- Compare one team against another: Velocity is unique to each stable team.
- Measure team performance: You want stable, predictable velocity. Expecting it to go up all the time will drive false performance.
- Measure only part of the work: Velocity is for the whole team and all the work your team is doing.
How to Use Team Velocity As a Planning Tool
In my previous article on 4 Balanced KPIs to Measure Success, I briefly touched on using Velocity for planning and it is featured in our Agile Team Metrics Template.
- Measure Velocity with both Points and Stories: Operating on the balancing principle of self-supporting metrics, I always advise teams to track both the number of individual Stories (Product Backlog Items) completed as well as the more traditional Story Points when measuring Velocity.
The logic here is that not all work is created equal and tracking two measures will give you a better gauge on the actual work. This also helps solve the problem created when the plan requires lots of small stories: Twenty 1-point stories actually require a lot more work than five 4-point stories (see Gary Weinberg, Quality Software Management).

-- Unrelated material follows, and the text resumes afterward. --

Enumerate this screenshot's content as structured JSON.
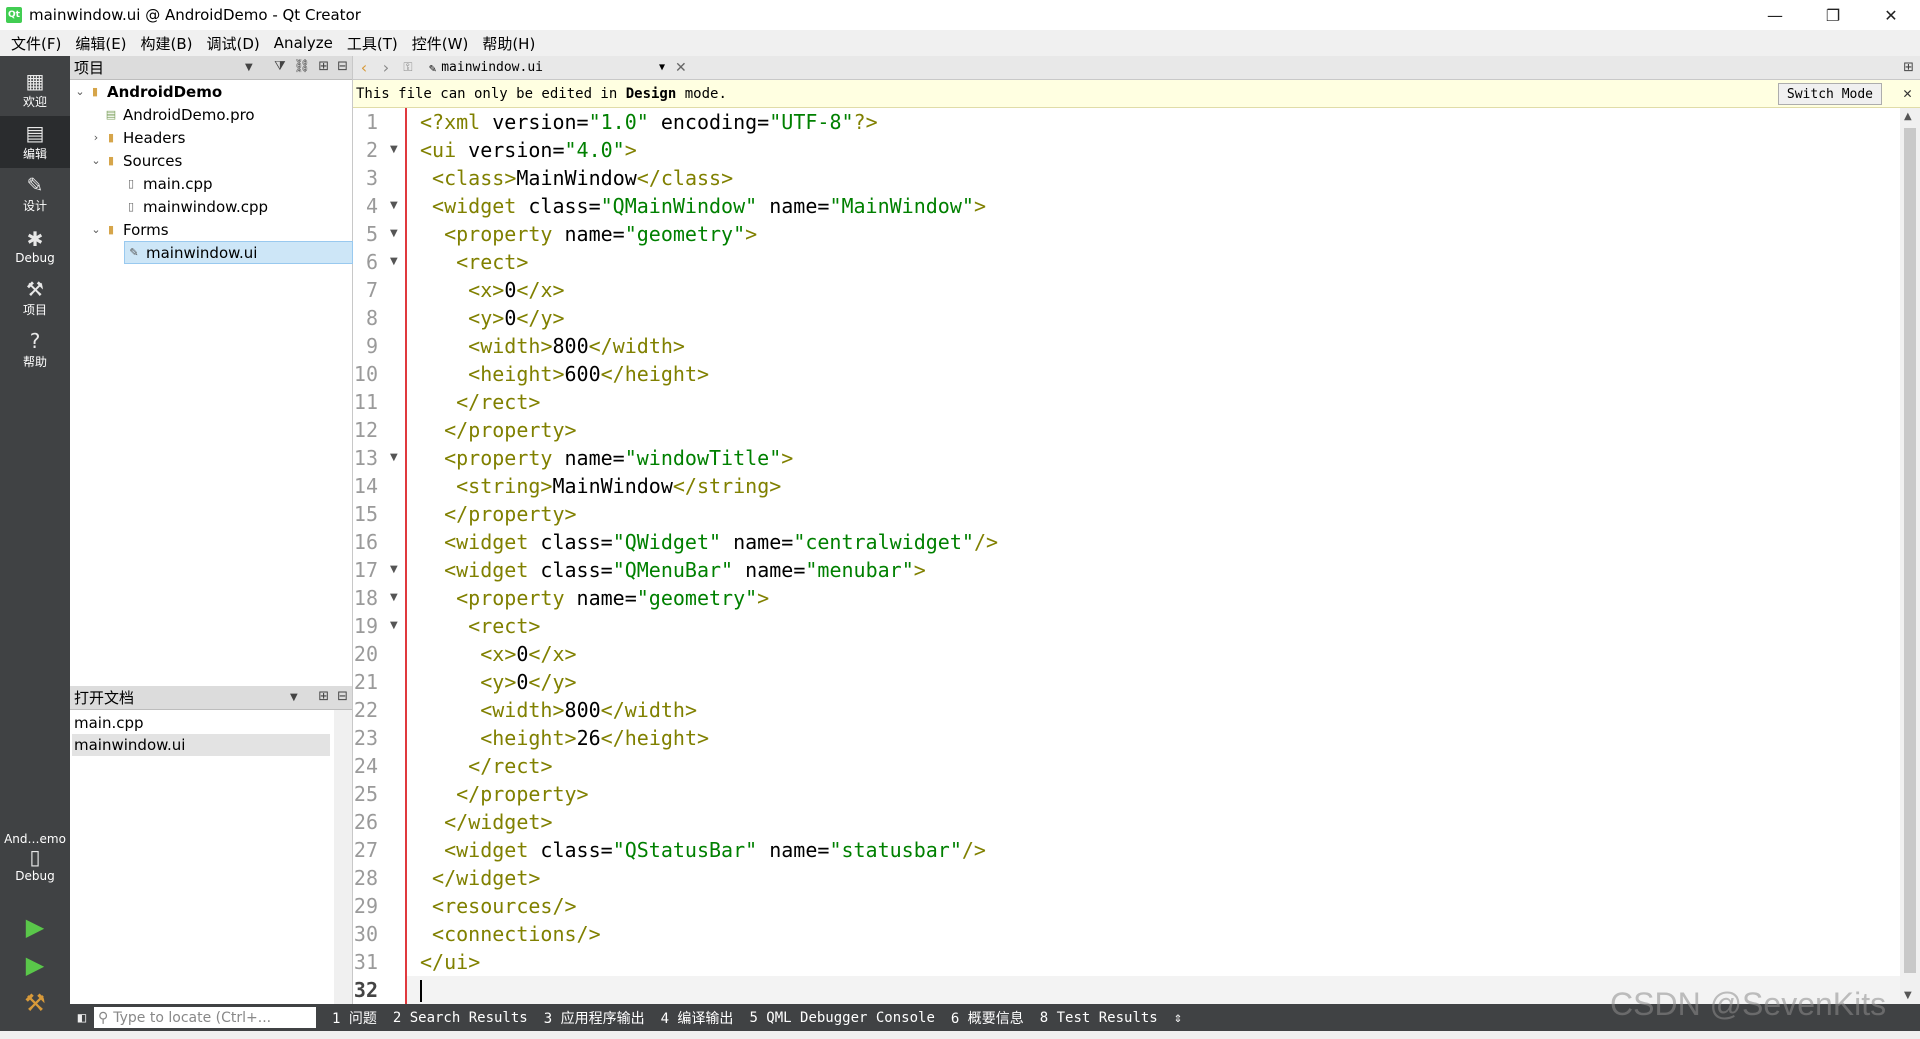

- Modify Velocity with the Team’s Availability: Once you have a stable Velocity to plan against, then you want to apply forward looking modifiers to refine it even more. As I write this, we’re getting close to the United States’ holiday season. This means we’re going to start seeing Sprints impacted by things like Thanksgiving, Christmas, and New Years. Maybe last Sprint you did 100 points, that’s great. Only next Sprint you have a company holiday, and one of your team members is going to be in training for a week. You need to account for this.
Once gain, you may benefit from using our Agile Team Metrics Template to simplify your team planning.
- Use a Three Sprint Rolling Velocity: “Last sprint was horrible, with the network outage we only got half of what we planned done.” Life happens -it just does – which can make Yesterday’s Weather troublesome. The solution to this is to look at more than just yesterday’s weather. When determining a team’s velocity, I’ve found that three sprints (assuming two week Sprints) averages out the highs and lows of good and bad Sprints. I recommend applying this logic for all metrics and don’t really start leaning on a metric until you’ve got a solid trend.
- Talk about Unusual Spikes in Velocity: If your team’s velocity looks more like a roller coaster than a steady line, you want to talk about this in your retrospectives. Understanding variability is a key part of making Velocity work for your team.
Velocity is a powerful tool for team planning. If you choose to use it, proceed with caution. Velocity is not a performance metric, it is a source of foresight.
If you’re ready to start using it, download our Agile Metrics Template Spreadsheet and the companion Team Availability Worksheet.